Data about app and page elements
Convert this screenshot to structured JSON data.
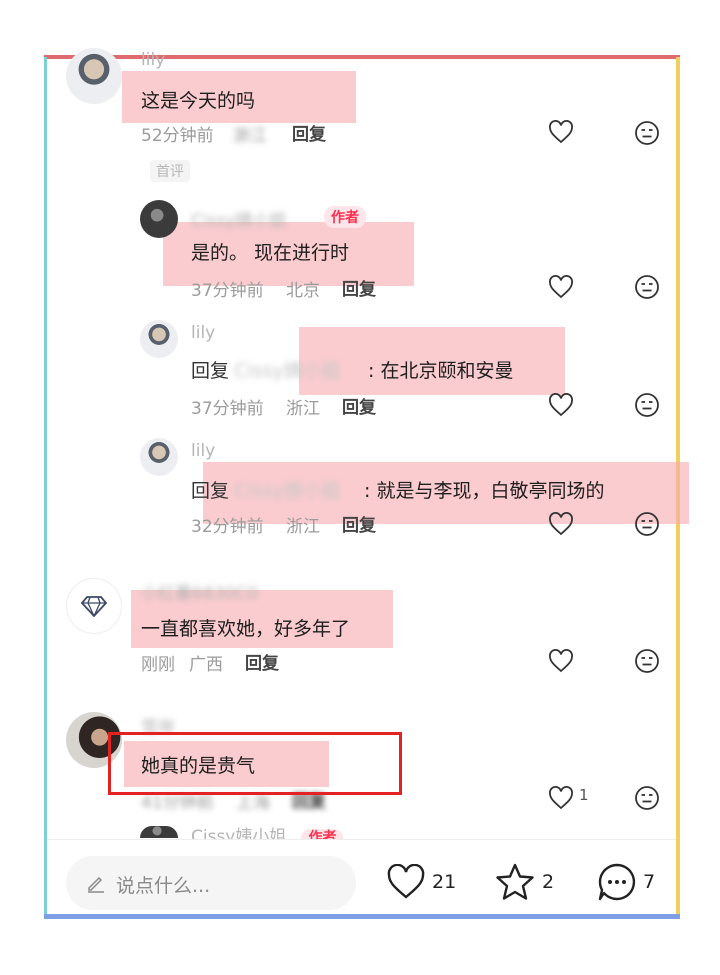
{
  "comments": [
    {
      "name": "lily",
      "text": "这是今天的吗",
      "time": "52分钟前",
      "location": "浙江",
      "reply_label": "回复",
      "first_comment_badge": "首评"
    },
    {
      "name": "Cissy姨小姐",
      "author_badge": "作者",
      "text": "是的。 现在进行时",
      "time": "37分钟前",
      "location": "北京",
      "reply_label": "回复"
    },
    {
      "name": "lily",
      "reply_prefix": "回复",
      "reply_target": "Cissy姨小姐",
      "text": ": 在北京颐和安曼",
      "time": "37分钟前",
      "location": "浙江",
      "reply_label": "回复"
    },
    {
      "name": "lily",
      "reply_prefix": "回复",
      "reply_target": "Cissy姨小姐",
      "text": ": 就是与李现，白敬亭同场的",
      "time": "32分钟前",
      "location": "浙江",
      "reply_label": "回复"
    },
    {
      "name": "小红薯6830C0",
      "text": "一直都喜欢她，好多年了",
      "time": "刚刚",
      "location": "广西",
      "reply_label": "回复"
    },
    {
      "name": "雪岸",
      "text": "她真的是贵气",
      "time": "41分钟前",
      "location": "上海",
      "reply_label": "回复",
      "like_count": "1"
    },
    {
      "name": "Cissy姨小姐",
      "author_badge": "作者"
    }
  ],
  "bottom_bar": {
    "input_placeholder": "说点什么...",
    "like_count": "21",
    "favorite_count": "2",
    "comment_count": "7"
  },
  "icons": {
    "like": "heart-outline-icon",
    "dislike": "unhappy-face-icon",
    "edit": "pencil-icon",
    "favorite": "star-outline-icon",
    "comment": "chat-bubble-icon",
    "verified": "diamond-icon"
  },
  "colors": {
    "highlight": "#f7aaaf",
    "annotation_box": "#e32222",
    "author_badge": "#ff2e4d",
    "frame_top": "#e06b6f",
    "frame_left": "#7ccfd6",
    "frame_right": "#f1cf5e",
    "frame_bottom": "#7e9ee6"
  }
}
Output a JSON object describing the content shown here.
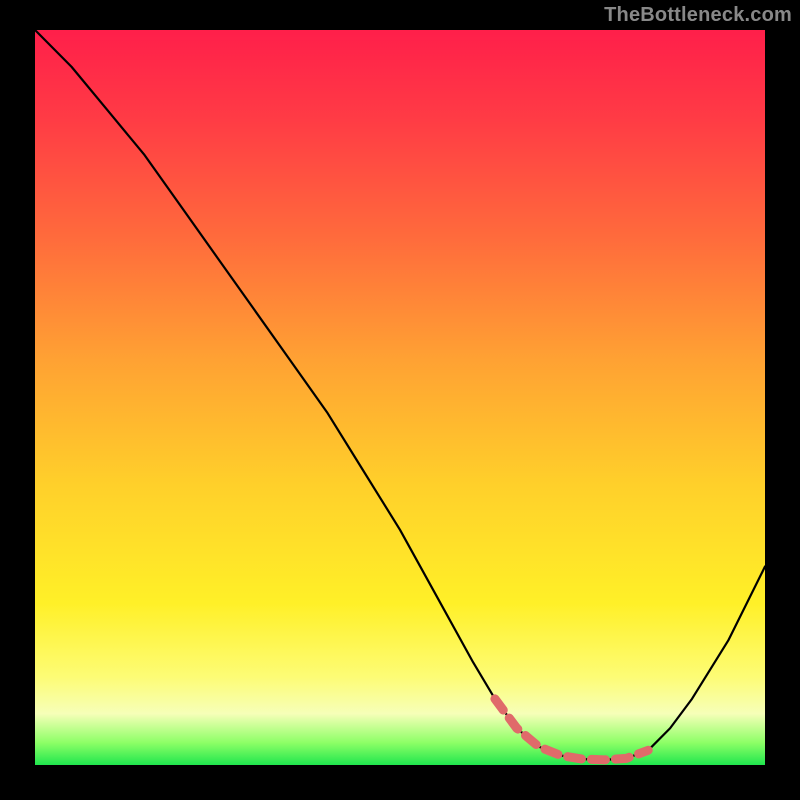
{
  "watermark": "TheBottleneck.com",
  "colors": {
    "background": "#000000",
    "curve": "#000000",
    "highlight": "#e06a6a",
    "watermark": "#888888"
  },
  "chart_data": {
    "type": "line",
    "title": "",
    "xlabel": "",
    "ylabel": "",
    "xlim": [
      0,
      100
    ],
    "ylim": [
      0,
      100
    ],
    "grid": false,
    "series": [
      {
        "name": "bottleneck-curve",
        "x": [
          0,
          5,
          10,
          15,
          20,
          25,
          30,
          35,
          40,
          45,
          50,
          55,
          60,
          63,
          66,
          69,
          72,
          75,
          78,
          81,
          84,
          87,
          90,
          95,
          100
        ],
        "values": [
          100,
          95,
          89,
          83,
          76,
          69,
          62,
          55,
          48,
          40,
          32,
          23,
          14,
          9,
          5,
          2.5,
          1.3,
          0.8,
          0.7,
          0.9,
          2,
          5,
          9,
          17,
          27
        ]
      }
    ],
    "highlight_region": {
      "name": "minimum-bottleneck",
      "x": [
        63,
        66,
        69,
        72,
        75,
        78,
        81,
        84
      ],
      "values": [
        9,
        5,
        2.5,
        1.3,
        0.8,
        0.7,
        0.9,
        2
      ]
    },
    "gradient_stops": [
      {
        "pos": 0,
        "color": "#ff1f4a"
      },
      {
        "pos": 12,
        "color": "#ff3b45"
      },
      {
        "pos": 28,
        "color": "#ff6a3c"
      },
      {
        "pos": 45,
        "color": "#ffa233"
      },
      {
        "pos": 62,
        "color": "#ffd02a"
      },
      {
        "pos": 78,
        "color": "#fff028"
      },
      {
        "pos": 88,
        "color": "#fdfc75"
      },
      {
        "pos": 93,
        "color": "#f6ffb8"
      },
      {
        "pos": 97,
        "color": "#8cff66"
      },
      {
        "pos": 100,
        "color": "#20e64e"
      }
    ]
  }
}
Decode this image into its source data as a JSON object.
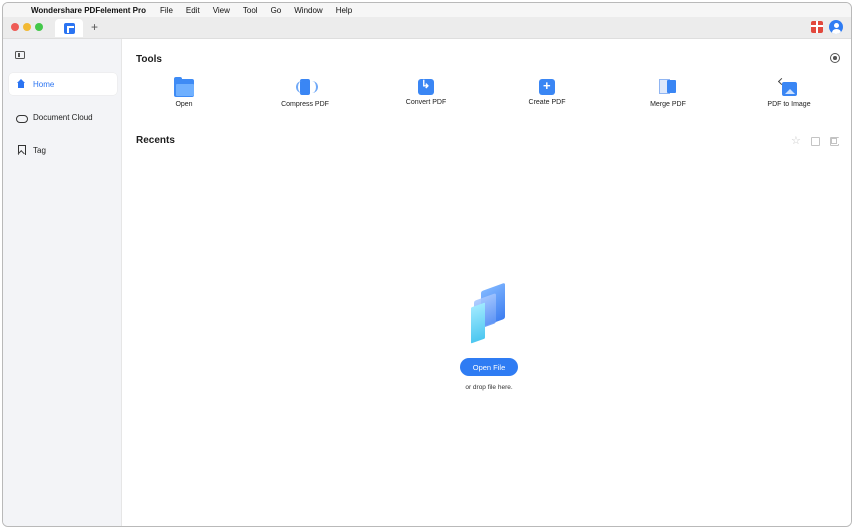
{
  "menubar": {
    "app_name": "Wondershare PDFelement Pro",
    "items": [
      "File",
      "Edit",
      "View",
      "Tool",
      "Go",
      "Window",
      "Help"
    ]
  },
  "titlebar": {
    "new_tab": "+"
  },
  "sidebar": {
    "items": [
      {
        "label": "Home",
        "icon": "home-icon",
        "active": true
      },
      {
        "label": "Document Cloud",
        "icon": "cloud-icon",
        "active": false
      },
      {
        "label": "Tag",
        "icon": "bookmark-icon",
        "active": false
      }
    ]
  },
  "main": {
    "tools_title": "Tools",
    "recents_title": "Recents",
    "tools": [
      {
        "label": "Open",
        "icon": "folder-open-icon"
      },
      {
        "label": "Compress PDF",
        "icon": "compress-pdf-icon"
      },
      {
        "label": "Convert PDF",
        "icon": "convert-pdf-icon"
      },
      {
        "label": "Create PDF",
        "icon": "create-pdf-icon"
      },
      {
        "label": "Merge PDF",
        "icon": "merge-pdf-icon"
      },
      {
        "label": "PDF to Image",
        "icon": "pdf-to-image-icon"
      }
    ],
    "open_file_button": "Open File",
    "drop_hint": "or drop file here."
  },
  "colors": {
    "accent": "#2f7cf3",
    "sidebar_bg": "#f3f4f7"
  }
}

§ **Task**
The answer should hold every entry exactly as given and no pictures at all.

§ **Output**
Convert this screenshot to structured JSON data.
{
  "comments": [
    {
      "name": "lily",
      "text": "这是今天的吗",
      "time": "52分钟前",
      "location": "浙江",
      "reply_label": "回复",
      "first_comment_badge": "首评"
    },
    {
      "name": "Cissy姨小姐",
      "author_badge": "作者",
      "text": "是的。 现在进行时",
      "time": "37分钟前",
      "location": "北京",
      "reply_label": "回复"
    },
    {
      "name": "lily",
      "reply_prefix": "回复",
      "reply_target": "Cissy姨小姐",
      "text": ": 在北京颐和安曼",
      "time": "37分钟前",
      "location": "浙江",
      "reply_label": "回复"
    },
    {
      "name": "lily",
      "reply_prefix": "回复",
      "reply_target": "Cissy姨小姐",
      "text": ": 就是与李现，白敬亭同场的",
      "time": "32分钟前",
      "location": "浙江",
      "reply_label": "回复"
    },
    {
      "name": "小红薯6830C0",
      "text": "一直都喜欢她，好多年了",
      "time": "刚刚",
      "location": "广西",
      "reply_label": "回复"
    },
    {
      "name": "雪岸",
      "text": "她真的是贵气",
      "time": "41分钟前",
      "location": "上海",
      "reply_label": "回复",
      "like_count": "1"
    },
    {
      "name": "Cissy姨小姐",
      "author_badge": "作者"
    }
  ],
  "bottom_bar": {
    "input_placeholder": "说点什么...",
    "like_count": "21",
    "favorite_count": "2",
    "comment_count": "7"
  },
  "icons": {
    "like": "heart-outline-icon",
    "dislike": "unhappy-face-icon",
    "edit": "pencil-icon",
    "favorite": "star-outline-icon",
    "comment": "chat-bubble-icon",
    "verified": "diamond-icon"
  },
  "colors": {
    "highlight": "#f7aaaf",
    "annotation_box": "#e32222",
    "author_badge": "#ff2e4d",
    "frame_top": "#e06b6f",
    "frame_left": "#7ccfd6",
    "frame_right": "#f1cf5e",
    "frame_bottom": "#7e9ee6"
  }
}
Output a JSON object describing the content shown here.
{
  "watermark": "TheBottleneck.com",
  "colors": {
    "background": "#000000",
    "curve": "#000000",
    "highlight": "#e06a6a",
    "watermark": "#888888"
  },
  "chart_data": {
    "type": "line",
    "title": "",
    "xlabel": "",
    "ylabel": "",
    "xlim": [
      0,
      100
    ],
    "ylim": [
      0,
      100
    ],
    "grid": false,
    "series": [
      {
        "name": "bottleneck-curve",
        "x": [
          0,
          5,
          10,
          15,
          20,
          25,
          30,
          35,
          40,
          45,
          50,
          55,
          60,
          63,
          66,
          69,
          72,
          75,
          78,
          81,
          84,
          87,
          90,
          95,
          100
        ],
        "values": [
          100,
          95,
          89,
          83,
          76,
          69,
          62,
          55,
          48,
          40,
          32,
          23,
          14,
          9,
          5,
          2.5,
          1.3,
          0.8,
          0.7,
          0.9,
          2,
          5,
          9,
          17,
          27
        ]
      }
    ],
    "highlight_region": {
      "name": "minimum-bottleneck",
      "x": [
        63,
        66,
        69,
        72,
        75,
        78,
        81,
        84
      ],
      "values": [
        9,
        5,
        2.5,
        1.3,
        0.8,
        0.7,
        0.9,
        2
      ]
    },
    "gradient_stops": [
      {
        "pos": 0,
        "color": "#ff1f4a"
      },
      {
        "pos": 12,
        "color": "#ff3b45"
      },
      {
        "pos": 28,
        "color": "#ff6a3c"
      },
      {
        "pos": 45,
        "color": "#ffa233"
      },
      {
        "pos": 62,
        "color": "#ffd02a"
      },
      {
        "pos": 78,
        "color": "#fff028"
      },
      {
        "pos": 88,
        "color": "#fdfc75"
      },
      {
        "pos": 93,
        "color": "#f6ffb8"
      },
      {
        "pos": 97,
        "color": "#8cff66"
      },
      {
        "pos": 100,
        "color": "#20e64e"
      }
    ]
  }
}
Decode this image into its source data as a JSON object.
{
  "menubar": {
    "app_name": "Wondershare PDFelement Pro",
    "items": [
      "File",
      "Edit",
      "View",
      "Tool",
      "Go",
      "Window",
      "Help"
    ]
  },
  "titlebar": {
    "new_tab": "+"
  },
  "sidebar": {
    "items": [
      {
        "label": "Home",
        "icon": "home-icon",
        "active": true
      },
      {
        "label": "Document Cloud",
        "icon": "cloud-icon",
        "active": false
      },
      {
        "label": "Tag",
        "icon": "bookmark-icon",
        "active": false
      }
    ]
  },
  "main": {
    "tools_title": "Tools",
    "recents_title": "Recents",
    "tools": [
      {
        "label": "Open",
        "icon": "folder-open-icon"
      },
      {
        "label": "Compress PDF",
        "icon": "compress-pdf-icon"
      },
      {
        "label": "Convert PDF",
        "icon": "convert-pdf-icon"
      },
      {
        "label": "Create PDF",
        "icon": "create-pdf-icon"
      },
      {
        "label": "Merge PDF",
        "icon": "merge-pdf-icon"
      },
      {
        "label": "PDF to Image",
        "icon": "pdf-to-image-icon"
      }
    ],
    "open_file_button": "Open File",
    "drop_hint": "or drop file here."
  },
  "colors": {
    "accent": "#2f7cf3",
    "sidebar_bg": "#f3f4f7"
  }
}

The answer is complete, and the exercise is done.